In New Zealand, mental injury arising from sexual violation is a coverable injury in our ACC scheme. The Court of Appeal in the decision of KSB v ACC has clarified the definition of sexual violation; confirming that a partners failure to disclose to his girlfriend that he was HIV positive and having unprotected sex with her constitutes sexual violation. Therefore, if diagnosable mental injury arising from such sexual violation occurs, it is coverable.
Salient points of the judgment include:
- A person cannot consent to unprotected sexual intercourse if they are unaware their partner carries an infectious disease capable of being transmitted via sexual intercourse (such as HIV).
- In such a situation, a claimant does not need to be infected with the infectious disease for cover for mental injury to be granted. It is enough that there was a diagnosable mental injury arising from the sexual violation.
- A claimant does not need to prove fault on behalf of the perpetrator of the sexual violation. The claimant does not have to reveal to ACC the name of the partner, the police do not need to be notified, and there does not need to have been a successful criminal prosecution.
- The claimant does not need to prove whether the perpetrator of the sexual violation knew the claimant had not given consent.

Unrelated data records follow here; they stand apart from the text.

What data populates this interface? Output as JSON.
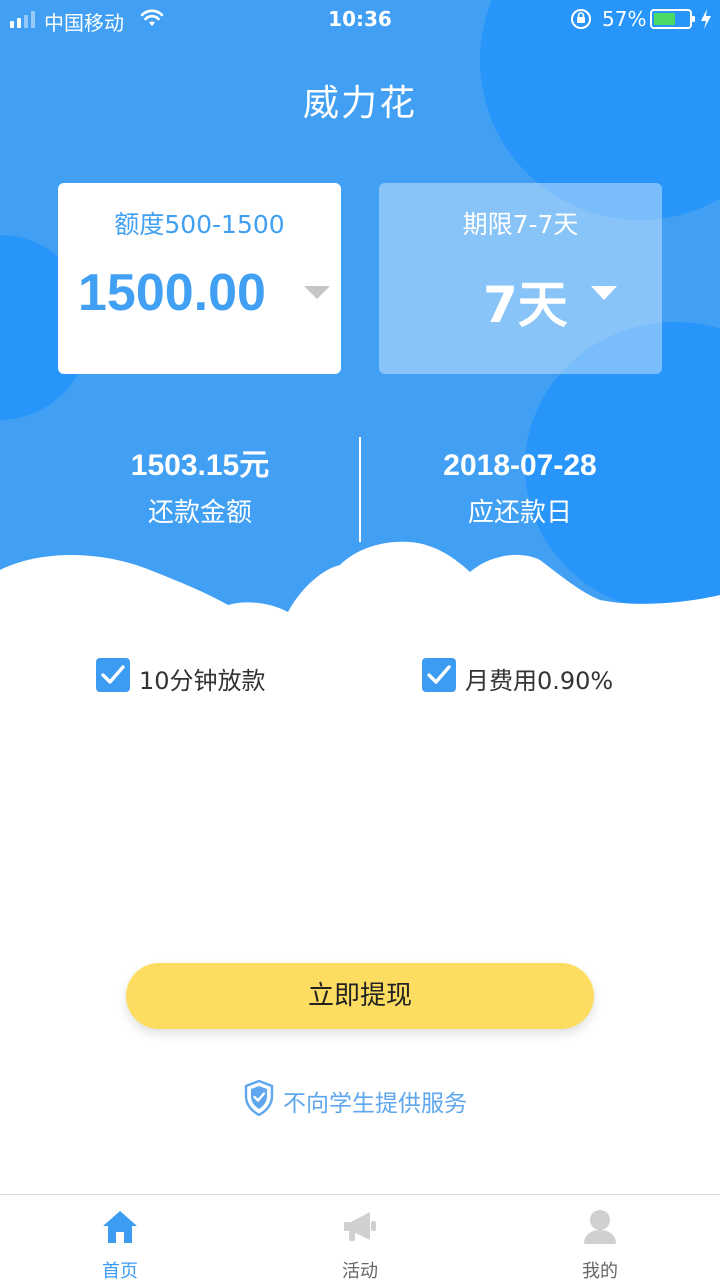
{
  "status_bar": {
    "carrier": "中国移动",
    "time": "10:36",
    "battery": "57%"
  },
  "header": {
    "title": "威力花"
  },
  "amount_card": {
    "range_label": "额度500-1500",
    "value": "1500.00"
  },
  "term_card": {
    "range_label": "期限7-7天",
    "value": "7天"
  },
  "summary": {
    "repay_amount": "1503.15元",
    "repay_amount_label": "还款金额",
    "due_date": "2018-07-28",
    "due_date_label": "应还款日"
  },
  "features": [
    {
      "label": "10分钟放款",
      "checked": true
    },
    {
      "label": "月费用0.90%",
      "checked": true
    }
  ],
  "primary_button": {
    "label": "立即提现"
  },
  "notice": {
    "text": "不向学生提供服务"
  },
  "tab_bar": {
    "items": [
      {
        "label": "首页",
        "icon": "home-icon",
        "active": true
      },
      {
        "label": "活动",
        "icon": "megaphone-icon",
        "active": false
      },
      {
        "label": "我的",
        "icon": "user-icon",
        "active": false
      }
    ]
  },
  "colors": {
    "primary_blue": "#41a0f4",
    "bubble_blue": "#2895fb",
    "button_yellow": "#fddd61",
    "tab_active": "#3c9cf2"
  }
}
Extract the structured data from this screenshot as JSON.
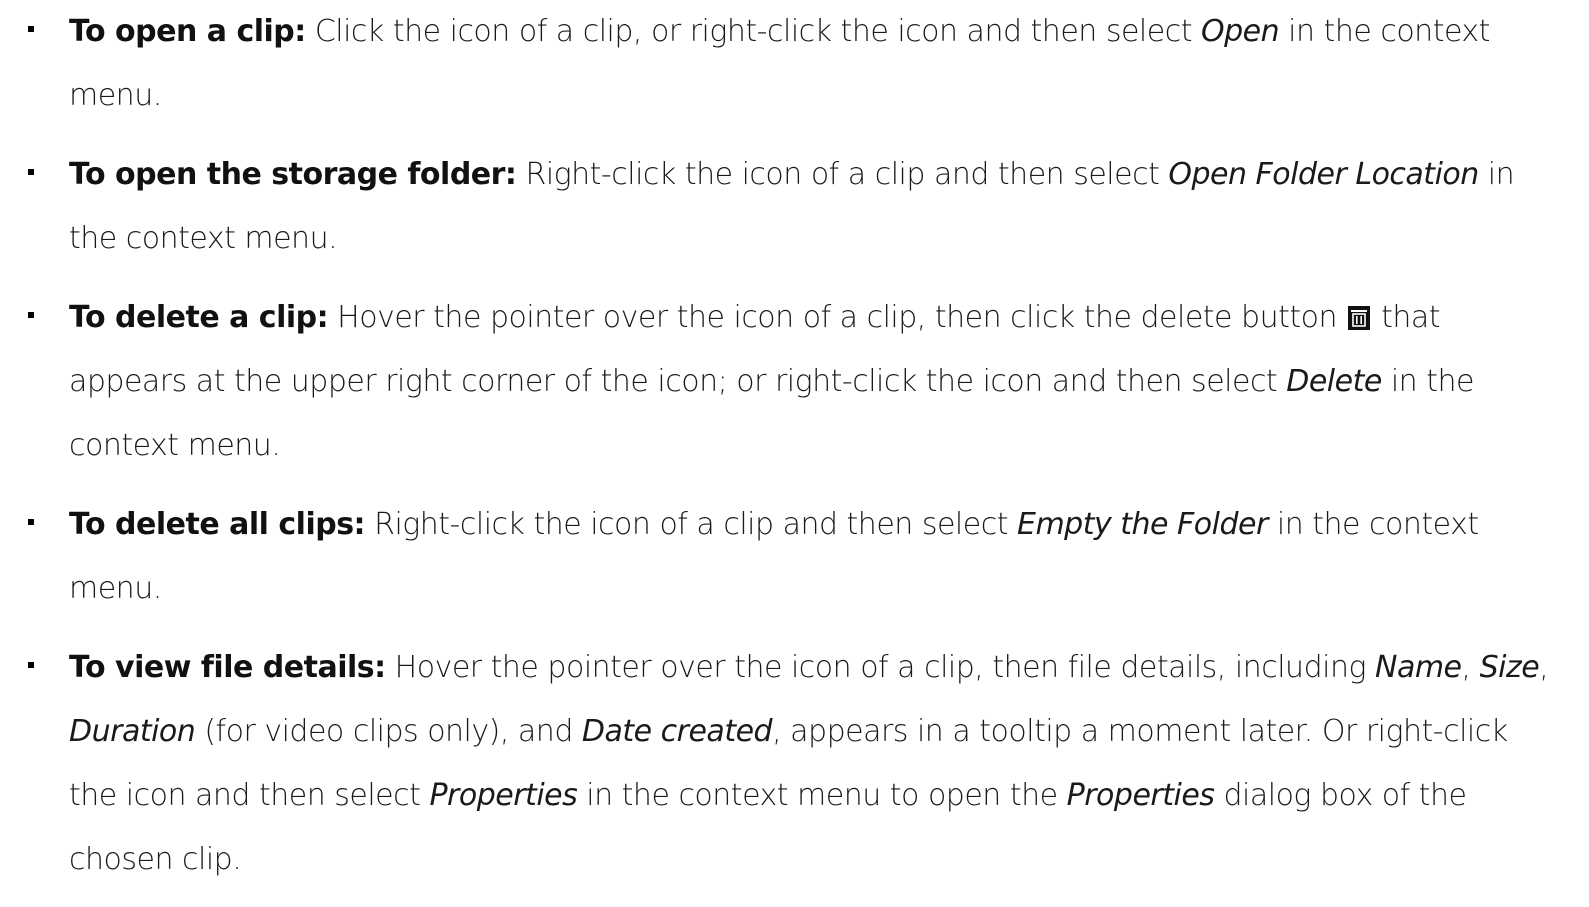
{
  "items": [
    {
      "term": "To open a clip:",
      "t1": " Click the icon of a clip, or right-click the icon and then select ",
      "e1": "Open",
      "t2": " in the context menu."
    },
    {
      "term": "To open the storage folder:",
      "t1": " Right-click the icon of a clip and then select ",
      "e1": "Open Folder Location",
      "t2": " in the context menu."
    },
    {
      "term": "To delete a clip:",
      "t1": " Hover the pointer over the icon of a clip, then click the delete button ",
      "icon": "trash-icon",
      "t2": " that appears at the upper right corner of the icon; or right-click the icon and then select ",
      "e1": "Delete",
      "t3": " in the context menu."
    },
    {
      "term": "To delete all clips:",
      "t1": " Right-click the icon of a clip and then select ",
      "e1": "Empty the Folder",
      "t2": " in the context menu."
    },
    {
      "term": "To view file details:",
      "t1": " Hover the pointer over the icon of a clip, then file details, including ",
      "e1": "Name",
      "t2": ", ",
      "e2": "Size",
      "t3": ", ",
      "e3": "Duration",
      "t4": " (for video clips only), and ",
      "e4": "Date created",
      "t5": ", appears in a tooltip a moment later. Or right-click the icon and then select ",
      "e5": "Properties",
      "t6": " in the context menu to open the ",
      "e6": "Properties",
      "t7": " dialog box of the chosen clip."
    }
  ]
}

This case serves as a reminder of the purpose of New Zealand’s accident compensation scheme; the ACC is there to help those suffering from trauma arising from sexual violation; both physical and mental consequences. This case is not a revelation, but the Courts upholding the underlying principles of the scheme.